(EXERCISE PROMPT) Scan the records below and report how many lines contain the word "Miniport", giving the number by itself.

━━━━━━━━━━

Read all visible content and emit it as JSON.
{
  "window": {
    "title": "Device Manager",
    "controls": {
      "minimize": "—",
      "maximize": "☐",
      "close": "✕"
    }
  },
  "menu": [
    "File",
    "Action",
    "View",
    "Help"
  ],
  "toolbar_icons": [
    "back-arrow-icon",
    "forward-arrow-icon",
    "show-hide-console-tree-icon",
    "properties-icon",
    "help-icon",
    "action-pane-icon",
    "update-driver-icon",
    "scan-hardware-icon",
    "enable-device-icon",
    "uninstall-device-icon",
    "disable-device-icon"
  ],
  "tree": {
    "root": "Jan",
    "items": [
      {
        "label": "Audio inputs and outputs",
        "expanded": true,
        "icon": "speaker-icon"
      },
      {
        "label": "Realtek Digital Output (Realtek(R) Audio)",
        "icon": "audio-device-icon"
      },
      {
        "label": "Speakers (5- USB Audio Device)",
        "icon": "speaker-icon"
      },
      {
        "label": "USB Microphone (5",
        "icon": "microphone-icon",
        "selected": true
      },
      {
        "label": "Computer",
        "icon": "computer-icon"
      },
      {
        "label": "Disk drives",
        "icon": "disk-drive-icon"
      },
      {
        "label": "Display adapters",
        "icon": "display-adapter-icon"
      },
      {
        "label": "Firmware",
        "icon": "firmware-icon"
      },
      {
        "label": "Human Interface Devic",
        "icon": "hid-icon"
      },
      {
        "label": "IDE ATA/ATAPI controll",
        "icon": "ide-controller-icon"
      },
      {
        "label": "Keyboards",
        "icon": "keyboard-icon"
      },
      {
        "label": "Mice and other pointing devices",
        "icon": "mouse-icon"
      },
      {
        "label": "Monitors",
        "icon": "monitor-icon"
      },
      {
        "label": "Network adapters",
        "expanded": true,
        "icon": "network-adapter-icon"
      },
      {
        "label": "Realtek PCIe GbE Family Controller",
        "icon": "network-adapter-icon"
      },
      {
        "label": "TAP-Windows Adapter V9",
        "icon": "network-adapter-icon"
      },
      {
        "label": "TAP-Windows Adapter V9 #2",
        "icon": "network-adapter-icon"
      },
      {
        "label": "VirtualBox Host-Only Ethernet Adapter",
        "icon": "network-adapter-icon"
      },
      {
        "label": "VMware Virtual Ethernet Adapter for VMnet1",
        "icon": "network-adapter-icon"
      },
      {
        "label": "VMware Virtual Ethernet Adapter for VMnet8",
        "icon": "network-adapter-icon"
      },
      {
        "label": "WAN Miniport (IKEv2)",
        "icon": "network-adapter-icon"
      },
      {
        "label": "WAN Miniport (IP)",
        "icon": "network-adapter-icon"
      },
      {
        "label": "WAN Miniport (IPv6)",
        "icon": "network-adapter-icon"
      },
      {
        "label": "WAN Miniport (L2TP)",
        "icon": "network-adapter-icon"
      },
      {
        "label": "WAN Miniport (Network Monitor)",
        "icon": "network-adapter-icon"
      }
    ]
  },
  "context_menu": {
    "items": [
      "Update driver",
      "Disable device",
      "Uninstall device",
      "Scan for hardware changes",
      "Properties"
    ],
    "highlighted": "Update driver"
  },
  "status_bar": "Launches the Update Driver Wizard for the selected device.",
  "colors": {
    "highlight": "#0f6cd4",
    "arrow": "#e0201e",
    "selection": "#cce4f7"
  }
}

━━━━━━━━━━

(OUTPUT FOR THIS EXERCISE) 5